An Example of a Member Persona and How They Help
If you run, for example, an association for freelance makeup artists, your member persona for students might be Kate: a 21-year-old woman, who is studying makeup artistry at TAFE. She’s worried about how to break into the freelance market when she graduates and is hoping to connect with more peers who can help her navigate her way.
Now, when you create marketing campaigns, you have a clear picture of who you’re speaking to. You have an idea of what their interests are, their worries and motivations. You can now tailor your messaging accordingly. You now know to focus on the network opportunities your organisation offers, provide plenty of educational content and resources, and focus on Instagram, the most popular social media platform for her age group and field.
Really Learn Who Your Members Are

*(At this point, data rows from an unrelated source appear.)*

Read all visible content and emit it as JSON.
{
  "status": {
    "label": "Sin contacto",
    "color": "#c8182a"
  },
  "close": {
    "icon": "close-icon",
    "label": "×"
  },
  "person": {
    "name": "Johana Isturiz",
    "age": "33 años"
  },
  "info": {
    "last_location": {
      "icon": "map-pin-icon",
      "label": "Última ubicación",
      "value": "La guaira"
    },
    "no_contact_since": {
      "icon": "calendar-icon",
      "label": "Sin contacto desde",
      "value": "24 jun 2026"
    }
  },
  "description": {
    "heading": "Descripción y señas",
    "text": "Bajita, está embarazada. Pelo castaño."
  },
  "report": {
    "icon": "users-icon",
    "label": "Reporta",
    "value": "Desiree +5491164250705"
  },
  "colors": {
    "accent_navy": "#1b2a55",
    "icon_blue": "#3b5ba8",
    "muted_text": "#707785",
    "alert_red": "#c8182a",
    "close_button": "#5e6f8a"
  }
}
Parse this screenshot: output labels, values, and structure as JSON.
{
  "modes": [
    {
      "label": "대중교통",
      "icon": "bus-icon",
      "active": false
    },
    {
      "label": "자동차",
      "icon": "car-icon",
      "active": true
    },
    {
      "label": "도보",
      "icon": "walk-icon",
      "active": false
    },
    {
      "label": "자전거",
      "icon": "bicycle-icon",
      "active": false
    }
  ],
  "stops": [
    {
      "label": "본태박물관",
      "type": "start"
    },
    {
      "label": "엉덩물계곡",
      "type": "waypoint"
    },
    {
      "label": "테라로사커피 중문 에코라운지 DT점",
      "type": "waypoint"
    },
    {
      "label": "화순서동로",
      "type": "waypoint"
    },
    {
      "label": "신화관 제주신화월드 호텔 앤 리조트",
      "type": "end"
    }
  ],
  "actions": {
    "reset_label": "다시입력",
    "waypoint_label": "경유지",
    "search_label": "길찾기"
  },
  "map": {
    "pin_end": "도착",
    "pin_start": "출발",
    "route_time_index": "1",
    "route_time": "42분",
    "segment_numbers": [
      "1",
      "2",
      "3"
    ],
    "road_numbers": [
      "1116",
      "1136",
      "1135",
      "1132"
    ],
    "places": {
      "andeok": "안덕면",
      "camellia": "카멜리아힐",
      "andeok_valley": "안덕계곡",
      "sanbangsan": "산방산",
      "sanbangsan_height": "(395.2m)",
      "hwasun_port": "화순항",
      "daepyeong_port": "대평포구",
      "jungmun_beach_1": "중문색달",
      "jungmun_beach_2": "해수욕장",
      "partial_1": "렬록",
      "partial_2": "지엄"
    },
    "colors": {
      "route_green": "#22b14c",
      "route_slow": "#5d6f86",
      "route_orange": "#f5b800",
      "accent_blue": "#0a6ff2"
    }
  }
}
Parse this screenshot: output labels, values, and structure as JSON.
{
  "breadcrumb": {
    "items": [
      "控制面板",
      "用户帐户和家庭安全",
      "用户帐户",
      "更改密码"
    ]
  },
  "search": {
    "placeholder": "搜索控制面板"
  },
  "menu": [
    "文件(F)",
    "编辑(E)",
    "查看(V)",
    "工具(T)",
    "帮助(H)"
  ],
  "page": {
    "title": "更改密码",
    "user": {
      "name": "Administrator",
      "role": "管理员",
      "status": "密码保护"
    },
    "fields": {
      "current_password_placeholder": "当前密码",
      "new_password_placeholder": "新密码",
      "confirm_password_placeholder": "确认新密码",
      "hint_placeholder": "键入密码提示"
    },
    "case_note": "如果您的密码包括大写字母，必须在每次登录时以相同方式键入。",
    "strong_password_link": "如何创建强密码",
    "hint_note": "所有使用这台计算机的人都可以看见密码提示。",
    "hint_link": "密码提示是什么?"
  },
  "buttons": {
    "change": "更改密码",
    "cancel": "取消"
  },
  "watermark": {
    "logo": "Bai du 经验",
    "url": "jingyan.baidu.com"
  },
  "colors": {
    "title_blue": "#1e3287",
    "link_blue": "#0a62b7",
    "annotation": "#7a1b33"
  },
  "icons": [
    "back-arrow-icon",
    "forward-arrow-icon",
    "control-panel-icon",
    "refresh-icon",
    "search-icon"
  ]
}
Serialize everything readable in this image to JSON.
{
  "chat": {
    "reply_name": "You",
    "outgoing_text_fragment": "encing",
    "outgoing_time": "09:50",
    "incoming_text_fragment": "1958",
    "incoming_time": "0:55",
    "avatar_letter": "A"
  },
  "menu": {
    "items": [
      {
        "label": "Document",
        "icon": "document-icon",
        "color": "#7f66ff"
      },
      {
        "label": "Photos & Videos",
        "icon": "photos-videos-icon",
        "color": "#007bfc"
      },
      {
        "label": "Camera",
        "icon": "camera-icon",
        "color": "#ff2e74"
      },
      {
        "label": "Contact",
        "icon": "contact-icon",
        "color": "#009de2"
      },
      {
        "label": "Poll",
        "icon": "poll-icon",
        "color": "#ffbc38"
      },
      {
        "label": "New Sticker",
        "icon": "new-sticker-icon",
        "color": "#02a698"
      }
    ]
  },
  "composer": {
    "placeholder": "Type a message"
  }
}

When it comes to creating member personas, your existing member base is your best asset. Conducting research on your existing member data will help you get a much better idea of who the people are that want to join your organisation and help create member personas.
You can do this by collecting and analysing data. Conducting surveys, interviews, and creating focus groups is a great way to do this. It’s important to first cover the bases: what the main age groups in your membership organisations are, income levels, and career levels. This is the first step to creating multiple accurate member personas.
Besides raw data, interviews will also give you the more personal information you need. By asking the right questions, you can get a better understanding of how your members see themselves, their worries and wants, and how they work and live. Ask them questions that go beyond statistic gathering. Some examples might be: what challenges did they recently face, and where did they seek out a solution? Where do they get the majority of their information and news from?
Besides interviews, you should leverage the knowledge of other stakeholders about your members. Everybody employee in your organisation will have something valuable to say that helps you get another piece of the puzzle. Other tools available to you that can’t be forgotten are your website analytics and any existing member feedback you have.
Fostering Meaningful Engagement With Your Members
You should see your organisation’s digital presence as not only a way to target prospective members but improve and add to the experience of your existing members.
According to a 2018 study from Talk Triggers, 50% of people would pick word-of-mouth if they had to choose only one source of information, and 71% of people pass on word-of-mouth recommendations if they’ve had a great experience. The logic tracks that if you focus on giving your current members a consistently great experience, new members will follow.
Social media engagement is a great tool to foster membership engagement, therefore driving member retention, loyalty, and advocacy. The more engage your members are, the more likely they are to renew their membership and refer new members.
We’ve already discussed a few fantastic ways to do this above, such as delivering your members quality content, including industry resources and educational information in your (ideally personalised) email campaigns. In case you’re still short on ideas, interactive content is a great way to drive social media engagement.
This means hosting discussions and webinars on your platforms, posting member spotlights (i.e. “member of the month”), and hosting live Q&A sessions. These are fun, informative, and most importantly, get your members involved. Some other sure-fire ways to do this online are through quizzes and polls. They’re easy to make and for members to actively participate in, as well as giving them a chance to share their opinion.
Now that we’ve explained how to use digital marketing and how it can help you both gain and keep members, we wish you luck on your journey. Search Engine Optimisation is always a good place to start, and you can read more about it from us here.